【当】【他】【看】【到】【宋】【文】【管】【巨】【大】【的】【身】【体】【向】【着】【自】【己】【冲】【过】【来】【的】【时】【候】，【他】【在】【对】【方】【赶】【过】【来】【之】【前】【将】【右】【手】【的】【篮】【球】【瞬】【间】【换】【到】【了】【左】【手】，【直】【接】【变】【了】【一】【个】【方】【向】，【利】【用】【这】【一】【点】【时】【间】，【正】【好】【侧】【着】【身】【体】【从】【宋】【文】【管】【的】【身】【躯】【闪】【了】【过】【去】，【晃】【过】【了】【宋】【文】【管】【之】【后】，【他】【面】【对】【的】【是】【一】【个】【空】【无】【一】【人】【的】【篮】【下】，【然】【后】【他】【向】【前】【猛】【踏】【出】【一】【步】，【然】【后】【双】【手】【合】【球】，【身】【体】【猛】【然】【向】【上】【准】【备】【发】【力】，【持】【球】【的】平特生肖二中二赔率【这】【一】【晚】，【月】【道】【宗】【的】【客】【院】【里】【面】【可】【谓】【是】【风】【起】【云】【涌】，【波】【澜】【四】【起】。
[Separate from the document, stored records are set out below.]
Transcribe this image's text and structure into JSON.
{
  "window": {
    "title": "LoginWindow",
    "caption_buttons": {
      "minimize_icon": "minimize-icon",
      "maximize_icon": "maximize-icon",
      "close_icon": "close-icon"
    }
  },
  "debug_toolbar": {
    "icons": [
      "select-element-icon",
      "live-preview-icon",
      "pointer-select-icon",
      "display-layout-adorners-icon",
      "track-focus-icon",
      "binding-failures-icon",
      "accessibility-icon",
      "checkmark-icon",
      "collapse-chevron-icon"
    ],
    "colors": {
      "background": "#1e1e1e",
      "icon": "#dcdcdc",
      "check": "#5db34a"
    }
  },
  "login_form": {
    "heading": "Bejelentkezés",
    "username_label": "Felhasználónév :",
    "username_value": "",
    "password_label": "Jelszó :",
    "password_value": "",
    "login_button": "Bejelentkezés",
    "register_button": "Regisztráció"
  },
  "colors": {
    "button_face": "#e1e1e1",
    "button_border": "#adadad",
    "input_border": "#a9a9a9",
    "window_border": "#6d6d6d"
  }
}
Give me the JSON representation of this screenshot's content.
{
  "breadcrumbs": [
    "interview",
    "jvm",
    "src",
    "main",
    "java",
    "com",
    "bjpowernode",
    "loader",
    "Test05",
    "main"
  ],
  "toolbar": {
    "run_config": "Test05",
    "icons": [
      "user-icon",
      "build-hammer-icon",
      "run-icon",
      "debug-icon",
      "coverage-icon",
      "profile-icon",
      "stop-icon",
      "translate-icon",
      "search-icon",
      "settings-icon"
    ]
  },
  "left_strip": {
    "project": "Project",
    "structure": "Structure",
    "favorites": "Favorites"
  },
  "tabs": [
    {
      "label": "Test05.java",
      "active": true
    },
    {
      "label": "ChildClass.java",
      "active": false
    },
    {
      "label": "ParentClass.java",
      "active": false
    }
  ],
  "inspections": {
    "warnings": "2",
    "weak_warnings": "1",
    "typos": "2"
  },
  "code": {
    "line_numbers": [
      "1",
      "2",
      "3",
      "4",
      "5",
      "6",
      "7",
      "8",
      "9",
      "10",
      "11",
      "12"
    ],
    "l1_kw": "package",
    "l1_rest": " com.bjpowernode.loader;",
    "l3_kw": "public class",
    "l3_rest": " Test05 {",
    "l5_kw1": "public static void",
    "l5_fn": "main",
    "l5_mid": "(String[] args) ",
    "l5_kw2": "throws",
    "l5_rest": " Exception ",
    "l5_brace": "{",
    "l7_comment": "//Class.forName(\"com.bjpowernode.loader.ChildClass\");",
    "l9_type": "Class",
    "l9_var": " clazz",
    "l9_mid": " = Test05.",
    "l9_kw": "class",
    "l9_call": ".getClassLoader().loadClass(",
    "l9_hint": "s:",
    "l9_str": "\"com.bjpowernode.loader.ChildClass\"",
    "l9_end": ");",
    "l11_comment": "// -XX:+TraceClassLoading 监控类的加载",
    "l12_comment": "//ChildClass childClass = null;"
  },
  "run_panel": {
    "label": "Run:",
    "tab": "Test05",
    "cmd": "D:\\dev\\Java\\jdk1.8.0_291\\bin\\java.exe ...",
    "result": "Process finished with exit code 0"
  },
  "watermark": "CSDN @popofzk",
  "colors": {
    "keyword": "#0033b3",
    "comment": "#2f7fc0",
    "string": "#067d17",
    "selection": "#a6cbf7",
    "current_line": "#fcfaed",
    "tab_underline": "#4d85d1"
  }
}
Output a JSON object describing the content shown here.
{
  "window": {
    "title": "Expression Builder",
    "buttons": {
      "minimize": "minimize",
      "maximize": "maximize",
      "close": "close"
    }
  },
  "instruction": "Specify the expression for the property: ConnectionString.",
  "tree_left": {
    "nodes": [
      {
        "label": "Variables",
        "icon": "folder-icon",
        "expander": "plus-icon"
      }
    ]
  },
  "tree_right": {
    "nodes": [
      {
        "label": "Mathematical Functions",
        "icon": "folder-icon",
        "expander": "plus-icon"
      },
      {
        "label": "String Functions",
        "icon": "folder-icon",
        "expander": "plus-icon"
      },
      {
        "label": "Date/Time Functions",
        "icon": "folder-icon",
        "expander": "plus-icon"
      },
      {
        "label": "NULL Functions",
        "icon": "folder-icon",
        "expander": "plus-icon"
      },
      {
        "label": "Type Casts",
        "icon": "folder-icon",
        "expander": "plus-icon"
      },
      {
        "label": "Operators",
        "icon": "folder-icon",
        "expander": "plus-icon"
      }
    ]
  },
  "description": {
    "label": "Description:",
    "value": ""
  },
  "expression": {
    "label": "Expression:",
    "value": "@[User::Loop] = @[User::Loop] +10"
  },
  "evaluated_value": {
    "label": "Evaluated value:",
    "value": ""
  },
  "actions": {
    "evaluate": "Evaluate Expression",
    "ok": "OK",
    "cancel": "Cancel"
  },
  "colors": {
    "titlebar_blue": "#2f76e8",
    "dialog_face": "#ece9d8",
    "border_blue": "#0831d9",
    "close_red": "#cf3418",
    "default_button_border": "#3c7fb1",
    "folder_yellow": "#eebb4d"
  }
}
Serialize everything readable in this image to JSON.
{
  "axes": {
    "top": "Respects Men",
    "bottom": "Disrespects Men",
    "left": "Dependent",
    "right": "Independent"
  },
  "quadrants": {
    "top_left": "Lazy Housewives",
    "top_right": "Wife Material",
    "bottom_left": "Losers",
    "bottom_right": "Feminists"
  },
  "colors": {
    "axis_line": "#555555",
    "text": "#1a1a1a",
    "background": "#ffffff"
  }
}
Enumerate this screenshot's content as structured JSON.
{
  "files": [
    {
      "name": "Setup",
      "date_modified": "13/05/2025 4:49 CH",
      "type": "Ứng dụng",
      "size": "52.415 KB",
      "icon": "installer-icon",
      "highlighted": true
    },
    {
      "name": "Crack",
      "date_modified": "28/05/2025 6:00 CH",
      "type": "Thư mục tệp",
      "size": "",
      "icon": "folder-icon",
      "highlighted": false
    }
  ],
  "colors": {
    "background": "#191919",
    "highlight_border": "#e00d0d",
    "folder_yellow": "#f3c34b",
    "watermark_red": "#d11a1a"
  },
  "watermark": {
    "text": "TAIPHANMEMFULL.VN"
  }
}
【端】【的】【是】【精】【彩】【纷】【呈】！ 【而】【月】【道】【宗】【美】【轮】【美】【奂】【的】【星】【星】【园】【里】，【月】【星】【儿】【也】【可】【谓】【是】【非】【常】【煎】【熬】。 【原】【本】【一】【路】【顺】【风】【顺】【水】【的】【事】【情】，【现】【在】【已】【经】【完】【全】【脱】【离】【了】【她】【心】【中】【所】【设】【想】【的】【轨】【迹】！ 【之】【前】【月】【星】【儿】【想】【了】【很】【多】。 【她】【眼】【见】【着】【她】【爹】【月】【痕】【受】【到】【八】【方】【宗】【那】【几】【位】【尊】【者】【的】【拿】【捏】【和】【胁】【迫】，【变】【得】【十】【分】
【对】【于】【王】【庆】【来】【说】，【他】【作】【为】【京】【西】【路】【林】【道】【上】【的】【总】【瓢】【把】【子】。 【有】【这】【样】【的】【大】【场】【面】，【他】【也】【不】【得】【不】【出】【场】，【毕】【竟】【来】【说】【第】1【场】【是】【平】【手】，【另】【外】【两】【场】【是】1【胜】1【负】。 【所】【以】【来】【说】【这】【件】【事】【情】，【不】【应】【该】【让】【木】【兰】【四】【杰】【面】【对】【所】【有】【的】【压】【力】。 【王】【庆】【在】【马】【上】【一】【抱】【拳】，【开】【口】【说】【道】：“【请】【了】，【不】【知】【道】【水】【泊】【梁】【山】【的】【人】【来】【我】【这】【京】【西】【有】【何】【贵】【干】。” “【要】【人】。”【郝】【思】
【见】【到】【墨】【北】【君】【的】【太】【虚】【古】【龙】，【苏】【九】【泠】【松】【了】【一】【口】【气】。 “【怎】【么】【回】【事】？” 【苏】【九】【泠】【将】【自】【己】【被】【困】【在】【无】【上】【幻】【境】，【以】【及】【自】【己】【如】【何】【将】【无】【上】【老】【人】【的】【分】【身】【给】【杀】【了】，【破】【了】【幻】【境】【的】【事】【情】【都】【给】【说】【了】【出】【来】。 “【我】【的】【小】【九】【儿】【真】【是】【聪】【明】。”【墨】【北】【君】【没】【有】【想】【到】，【苏】【九】【泠】【竟】【然】【能】【够】【在】【失】【去】【记】【忆】【没】【有】【仙】【力】【的】【情】【况】【下】，【还】【能】【够】【这】【么】【快】【就】【认】【识】【到】【那】【里】【是】【幻】【境】。